▶ [Assignment] Set down the entries below exactly, leaving out all images.
━━ Records for the exercise ━━
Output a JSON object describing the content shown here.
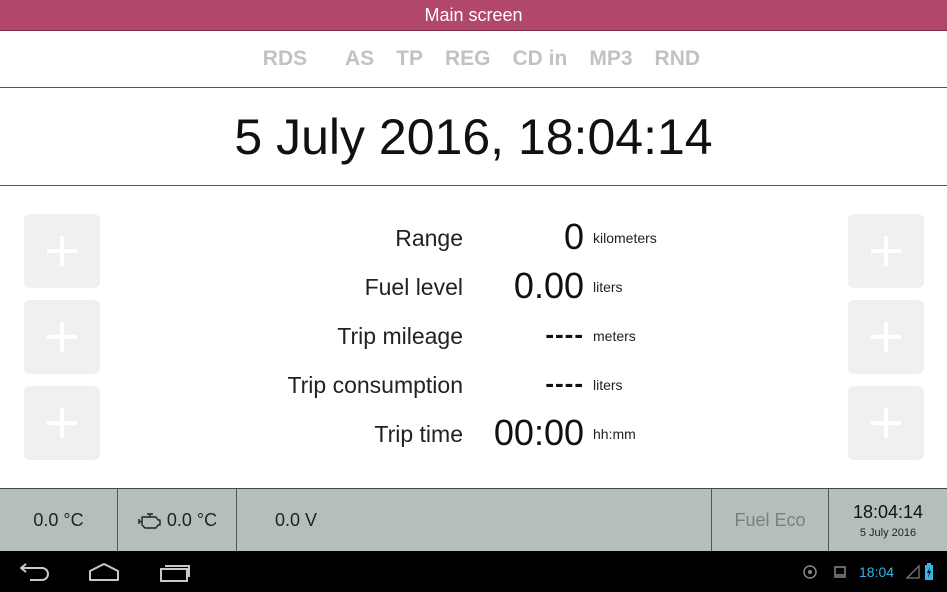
{
  "title": "Main screen",
  "modes": [
    "RDS",
    "AS",
    "TP",
    "REG",
    "CD in",
    "MP3",
    "RND"
  ],
  "datetime": "5 July 2016, 18:04:14",
  "readings": [
    {
      "label": "Range",
      "value": "0",
      "unit": "kilometers"
    },
    {
      "label": "Fuel level",
      "value": "0.00",
      "unit": "liters"
    },
    {
      "label": "Trip mileage",
      "value": "----",
      "unit": "meters"
    },
    {
      "label": "Trip consumption",
      "value": "----",
      "unit": "liters"
    },
    {
      "label": "Trip time",
      "value": "00:00",
      "unit": "hh:mm"
    }
  ],
  "status": {
    "outside_temp": "0.0 °C",
    "engine_temp": "0.0 °C",
    "voltage": "0.0 V",
    "fuel_eco": "Fuel Eco",
    "time": "18:04:14",
    "date": "5 July 2016"
  },
  "system": {
    "clock": "18:04"
  },
  "colors": {
    "title_bg": "#b1476a",
    "status_bg": "#b4bfbc",
    "mode_text": "#c2c2c2",
    "clock": "#33b5e5"
  },
  "icons": [
    "back-icon",
    "home-icon",
    "recent-apps-icon",
    "engine-icon",
    "gps-icon",
    "screenshot-icon",
    "signal-icon",
    "battery-icon",
    "plus-icon"
  ]
}
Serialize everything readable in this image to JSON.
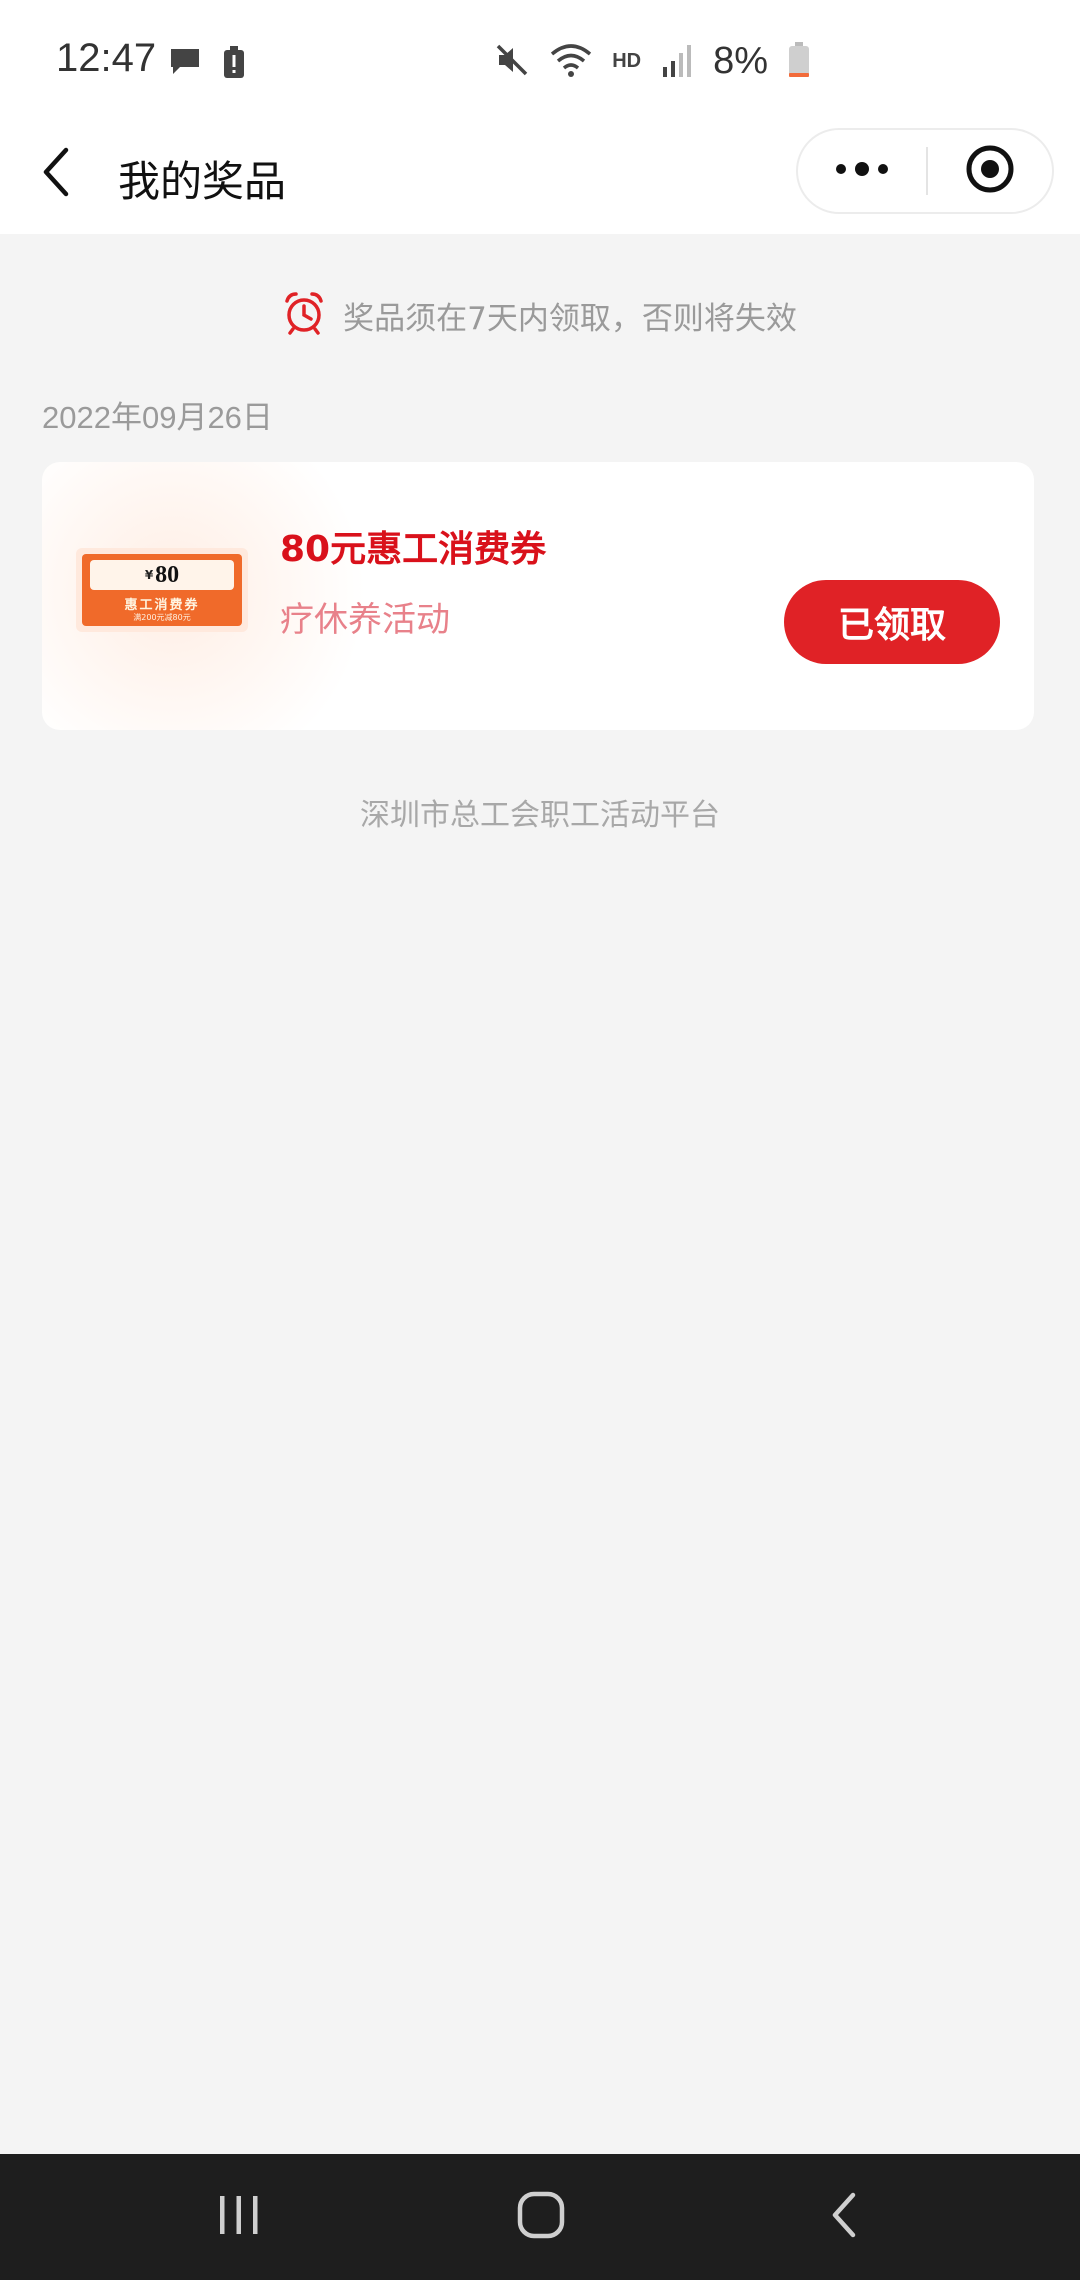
{
  "status_bar": {
    "time": "12:47",
    "network_label": "HD",
    "battery": "8%",
    "icons": [
      "chat-bubble-icon",
      "alert-battery-icon",
      "mute-icon",
      "wifi-icon",
      "signal-icon",
      "battery-icon"
    ]
  },
  "nav": {
    "title": "我的奖品",
    "icons": [
      "back-arrow-icon",
      "more-dots-icon",
      "target-circle-icon"
    ]
  },
  "notice": {
    "text": "奖品须在7天内领取，否则将失效",
    "icon": "alarm-clock-icon",
    "color": "#e02226"
  },
  "prizes": [
    {
      "date": "2022年09月26日",
      "coupon": {
        "currency": "¥",
        "amount": "80",
        "label": "惠工消费券",
        "condition": "满200元减80元"
      },
      "name": "80元惠工消费券",
      "activity": "疗休养活动",
      "button": "已领取"
    }
  ],
  "footer": "深圳市总工会职工活动平台",
  "system_nav": {
    "icons": [
      "recent-apps-icon",
      "home-icon",
      "system-back-icon"
    ]
  },
  "colors": {
    "accent_red": "#e02226",
    "prize_name": "#d9111b",
    "activity": "#e8818a",
    "muted_text": "#9a9a9a",
    "background": "#f4f4f4"
  }
}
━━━
▶ [Answer]
Output a JSON object describing the content shown here.
{
  "title": "Main screen",
  "modes": [
    "RDS",
    "AS",
    "TP",
    "REG",
    "CD in",
    "MP3",
    "RND"
  ],
  "datetime": "5 July 2016, 18:04:14",
  "readings": [
    {
      "label": "Range",
      "value": "0",
      "unit": "kilometers"
    },
    {
      "label": "Fuel level",
      "value": "0.00",
      "unit": "liters"
    },
    {
      "label": "Trip mileage",
      "value": "----",
      "unit": "meters"
    },
    {
      "label": "Trip consumption",
      "value": "----",
      "unit": "liters"
    },
    {
      "label": "Trip time",
      "value": "00:00",
      "unit": "hh:mm"
    }
  ],
  "status": {
    "outside_temp": "0.0 °C",
    "engine_temp": "0.0 °C",
    "voltage": "0.0 V",
    "fuel_eco": "Fuel Eco",
    "time": "18:04:14",
    "date": "5 July 2016"
  },
  "system": {
    "clock": "18:04"
  },
  "colors": {
    "title_bg": "#b1476a",
    "status_bg": "#b4bfbc",
    "mode_text": "#c2c2c2",
    "clock": "#33b5e5"
  },
  "icons": [
    "back-icon",
    "home-icon",
    "recent-apps-icon",
    "engine-icon",
    "gps-icon",
    "screenshot-icon",
    "signal-icon",
    "battery-icon",
    "plus-icon"
  ]
}
Serialize everything readable in this image to JSON.
{
  "status_bar": {
    "time": "12:47",
    "network_label": "HD",
    "battery": "8%",
    "icons": [
      "chat-bubble-icon",
      "alert-battery-icon",
      "mute-icon",
      "wifi-icon",
      "signal-icon",
      "battery-icon"
    ]
  },
  "nav": {
    "title": "我的奖品",
    "icons": [
      "back-arrow-icon",
      "more-dots-icon",
      "target-circle-icon"
    ]
  },
  "notice": {
    "text": "奖品须在7天内领取，否则将失效",
    "icon": "alarm-clock-icon",
    "color": "#e02226"
  },
  "prizes": [
    {
      "date": "2022年09月26日",
      "coupon": {
        "currency": "¥",
        "amount": "80",
        "label": "惠工消费券",
        "condition": "满200元减80元"
      },
      "name": "80元惠工消费券",
      "activity": "疗休养活动",
      "button": "已领取"
    }
  ],
  "footer": "深圳市总工会职工活动平台",
  "system_nav": {
    "icons": [
      "recent-apps-icon",
      "home-icon",
      "system-back-icon"
    ]
  },
  "colors": {
    "accent_red": "#e02226",
    "prize_name": "#d9111b",
    "activity": "#e8818a",
    "muted_text": "#9a9a9a",
    "background": "#f4f4f4"
  }
}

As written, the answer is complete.